*Exercise description*. From the listing below, extract every line in which the word "acme" appears.

*Extracted records*.
——
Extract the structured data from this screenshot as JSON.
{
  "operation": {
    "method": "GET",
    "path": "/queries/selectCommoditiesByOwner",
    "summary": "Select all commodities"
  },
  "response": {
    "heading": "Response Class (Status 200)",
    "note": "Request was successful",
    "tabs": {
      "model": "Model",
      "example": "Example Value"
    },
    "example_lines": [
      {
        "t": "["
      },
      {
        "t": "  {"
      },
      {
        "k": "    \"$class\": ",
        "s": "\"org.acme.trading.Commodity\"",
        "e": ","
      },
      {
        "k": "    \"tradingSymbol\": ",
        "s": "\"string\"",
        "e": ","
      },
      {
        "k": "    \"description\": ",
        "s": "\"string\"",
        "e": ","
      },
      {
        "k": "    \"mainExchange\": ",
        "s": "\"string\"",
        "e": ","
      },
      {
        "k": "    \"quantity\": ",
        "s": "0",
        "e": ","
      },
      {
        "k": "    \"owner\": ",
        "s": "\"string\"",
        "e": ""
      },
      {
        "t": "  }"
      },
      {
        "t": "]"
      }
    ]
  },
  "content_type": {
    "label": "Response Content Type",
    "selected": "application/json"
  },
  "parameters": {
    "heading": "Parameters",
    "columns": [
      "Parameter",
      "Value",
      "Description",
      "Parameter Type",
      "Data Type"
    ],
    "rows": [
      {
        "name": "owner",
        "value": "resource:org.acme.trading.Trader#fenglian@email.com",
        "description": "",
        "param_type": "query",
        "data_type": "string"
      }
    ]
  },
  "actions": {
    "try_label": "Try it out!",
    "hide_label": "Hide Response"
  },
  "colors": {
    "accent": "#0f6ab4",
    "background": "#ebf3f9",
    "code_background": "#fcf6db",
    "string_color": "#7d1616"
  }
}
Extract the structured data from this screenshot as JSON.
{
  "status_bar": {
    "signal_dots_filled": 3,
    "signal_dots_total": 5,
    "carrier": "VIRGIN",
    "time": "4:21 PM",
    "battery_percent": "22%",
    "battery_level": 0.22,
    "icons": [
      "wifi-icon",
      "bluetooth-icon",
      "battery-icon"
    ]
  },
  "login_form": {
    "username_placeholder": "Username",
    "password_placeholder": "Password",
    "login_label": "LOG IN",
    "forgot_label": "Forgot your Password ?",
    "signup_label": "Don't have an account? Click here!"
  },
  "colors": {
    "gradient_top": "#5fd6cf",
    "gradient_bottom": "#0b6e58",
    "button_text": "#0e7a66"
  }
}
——
*Result of this task*.
        "s": "\"org.acme.trading.Commodity\"",
        "value": "resource:org.acme.trading.Trader#fenglian@email.com",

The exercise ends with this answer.